Segment Open

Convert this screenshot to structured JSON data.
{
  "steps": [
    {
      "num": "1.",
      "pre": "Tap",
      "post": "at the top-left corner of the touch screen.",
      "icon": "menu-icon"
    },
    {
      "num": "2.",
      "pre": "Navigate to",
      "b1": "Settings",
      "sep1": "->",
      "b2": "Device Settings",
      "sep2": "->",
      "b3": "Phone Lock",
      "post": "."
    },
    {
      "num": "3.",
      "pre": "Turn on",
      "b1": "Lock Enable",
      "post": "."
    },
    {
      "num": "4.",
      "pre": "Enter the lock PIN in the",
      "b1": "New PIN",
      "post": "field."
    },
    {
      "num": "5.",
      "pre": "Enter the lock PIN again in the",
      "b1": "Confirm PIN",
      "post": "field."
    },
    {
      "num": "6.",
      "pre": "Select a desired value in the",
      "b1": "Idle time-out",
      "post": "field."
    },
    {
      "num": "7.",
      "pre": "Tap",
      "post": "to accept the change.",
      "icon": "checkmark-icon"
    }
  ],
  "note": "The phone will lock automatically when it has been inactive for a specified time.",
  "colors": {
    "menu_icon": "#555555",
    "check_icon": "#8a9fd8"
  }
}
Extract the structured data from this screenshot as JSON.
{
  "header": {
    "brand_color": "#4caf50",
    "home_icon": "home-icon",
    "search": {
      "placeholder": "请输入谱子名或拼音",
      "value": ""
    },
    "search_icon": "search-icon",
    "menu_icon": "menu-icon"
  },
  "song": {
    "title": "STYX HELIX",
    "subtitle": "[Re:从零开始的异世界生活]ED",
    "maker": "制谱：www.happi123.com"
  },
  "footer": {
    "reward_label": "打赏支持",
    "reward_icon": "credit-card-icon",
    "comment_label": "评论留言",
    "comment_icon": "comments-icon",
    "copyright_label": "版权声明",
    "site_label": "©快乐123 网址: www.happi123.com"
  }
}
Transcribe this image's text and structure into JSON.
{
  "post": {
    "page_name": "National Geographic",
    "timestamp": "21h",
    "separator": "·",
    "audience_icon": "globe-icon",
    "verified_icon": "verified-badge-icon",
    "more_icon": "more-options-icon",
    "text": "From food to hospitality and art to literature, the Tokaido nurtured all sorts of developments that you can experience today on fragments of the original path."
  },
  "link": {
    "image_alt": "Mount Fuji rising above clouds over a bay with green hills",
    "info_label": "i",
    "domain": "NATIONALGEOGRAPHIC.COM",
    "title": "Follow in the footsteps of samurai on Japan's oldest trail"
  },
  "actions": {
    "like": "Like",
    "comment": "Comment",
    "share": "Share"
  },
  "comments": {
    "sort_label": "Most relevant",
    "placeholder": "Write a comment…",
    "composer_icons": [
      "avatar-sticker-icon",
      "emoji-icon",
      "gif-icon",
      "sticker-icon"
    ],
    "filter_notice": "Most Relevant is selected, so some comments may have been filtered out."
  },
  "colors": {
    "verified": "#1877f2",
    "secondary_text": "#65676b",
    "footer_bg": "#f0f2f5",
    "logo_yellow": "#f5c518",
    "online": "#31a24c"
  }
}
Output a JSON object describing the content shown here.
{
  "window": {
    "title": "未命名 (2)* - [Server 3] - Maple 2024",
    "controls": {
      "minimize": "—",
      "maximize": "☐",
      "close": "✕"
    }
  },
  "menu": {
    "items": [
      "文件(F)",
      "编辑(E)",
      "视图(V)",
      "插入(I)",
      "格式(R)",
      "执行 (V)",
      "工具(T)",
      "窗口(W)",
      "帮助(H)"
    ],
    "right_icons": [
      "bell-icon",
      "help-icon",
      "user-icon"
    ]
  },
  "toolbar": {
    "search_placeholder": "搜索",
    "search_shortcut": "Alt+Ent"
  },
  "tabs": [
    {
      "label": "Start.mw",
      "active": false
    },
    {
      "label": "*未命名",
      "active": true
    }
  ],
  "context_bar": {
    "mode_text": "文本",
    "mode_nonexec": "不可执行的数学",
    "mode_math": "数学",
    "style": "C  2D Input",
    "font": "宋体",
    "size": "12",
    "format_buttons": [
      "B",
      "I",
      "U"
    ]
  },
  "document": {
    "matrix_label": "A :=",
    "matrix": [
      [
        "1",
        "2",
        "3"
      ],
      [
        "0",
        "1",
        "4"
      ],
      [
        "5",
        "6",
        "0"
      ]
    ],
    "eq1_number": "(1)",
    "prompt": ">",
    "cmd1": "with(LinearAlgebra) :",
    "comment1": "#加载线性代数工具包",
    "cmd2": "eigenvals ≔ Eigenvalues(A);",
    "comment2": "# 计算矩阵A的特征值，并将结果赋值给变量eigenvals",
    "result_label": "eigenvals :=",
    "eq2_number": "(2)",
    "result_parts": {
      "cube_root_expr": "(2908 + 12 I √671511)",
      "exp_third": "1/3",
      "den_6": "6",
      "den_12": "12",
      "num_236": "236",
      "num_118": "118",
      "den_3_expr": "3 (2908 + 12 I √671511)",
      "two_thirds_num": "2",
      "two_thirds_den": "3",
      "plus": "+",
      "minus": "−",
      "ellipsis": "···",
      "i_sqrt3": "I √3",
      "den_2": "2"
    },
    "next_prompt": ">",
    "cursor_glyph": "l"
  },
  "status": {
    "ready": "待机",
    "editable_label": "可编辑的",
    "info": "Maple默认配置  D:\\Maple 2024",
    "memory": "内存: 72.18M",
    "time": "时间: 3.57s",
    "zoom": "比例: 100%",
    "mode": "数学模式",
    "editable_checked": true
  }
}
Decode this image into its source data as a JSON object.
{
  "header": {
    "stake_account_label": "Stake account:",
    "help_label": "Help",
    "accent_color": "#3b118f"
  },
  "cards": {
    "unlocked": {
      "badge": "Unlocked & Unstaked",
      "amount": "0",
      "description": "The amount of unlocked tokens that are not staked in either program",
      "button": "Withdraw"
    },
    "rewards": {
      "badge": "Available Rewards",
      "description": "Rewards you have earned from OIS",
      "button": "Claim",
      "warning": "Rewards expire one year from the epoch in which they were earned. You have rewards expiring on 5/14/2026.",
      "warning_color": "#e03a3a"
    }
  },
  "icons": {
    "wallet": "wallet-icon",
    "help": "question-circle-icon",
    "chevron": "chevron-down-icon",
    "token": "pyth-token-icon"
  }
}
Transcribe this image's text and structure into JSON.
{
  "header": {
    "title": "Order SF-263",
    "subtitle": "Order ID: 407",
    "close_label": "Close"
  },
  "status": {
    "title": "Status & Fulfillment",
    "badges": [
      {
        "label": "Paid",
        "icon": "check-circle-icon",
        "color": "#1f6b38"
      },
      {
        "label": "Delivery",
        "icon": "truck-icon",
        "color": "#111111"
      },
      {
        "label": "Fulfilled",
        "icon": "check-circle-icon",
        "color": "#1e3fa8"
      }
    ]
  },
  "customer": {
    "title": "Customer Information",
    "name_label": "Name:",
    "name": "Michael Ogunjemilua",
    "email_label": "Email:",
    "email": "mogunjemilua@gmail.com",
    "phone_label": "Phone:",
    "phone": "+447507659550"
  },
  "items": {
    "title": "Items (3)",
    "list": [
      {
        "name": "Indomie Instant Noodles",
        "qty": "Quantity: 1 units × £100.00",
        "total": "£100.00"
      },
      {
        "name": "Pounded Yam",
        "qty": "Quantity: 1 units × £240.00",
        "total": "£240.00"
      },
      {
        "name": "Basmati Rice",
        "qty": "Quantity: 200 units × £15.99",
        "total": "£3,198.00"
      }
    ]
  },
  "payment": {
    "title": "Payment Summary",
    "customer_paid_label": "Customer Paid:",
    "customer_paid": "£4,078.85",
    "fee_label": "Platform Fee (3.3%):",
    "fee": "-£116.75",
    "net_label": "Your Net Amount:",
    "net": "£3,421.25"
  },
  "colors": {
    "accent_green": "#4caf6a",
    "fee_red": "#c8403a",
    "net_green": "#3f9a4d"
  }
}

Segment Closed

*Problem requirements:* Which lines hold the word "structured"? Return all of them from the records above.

*Response below:*
Convert this screenshot to structured JSON data.
Extract the structured data from this screenshot as JSON.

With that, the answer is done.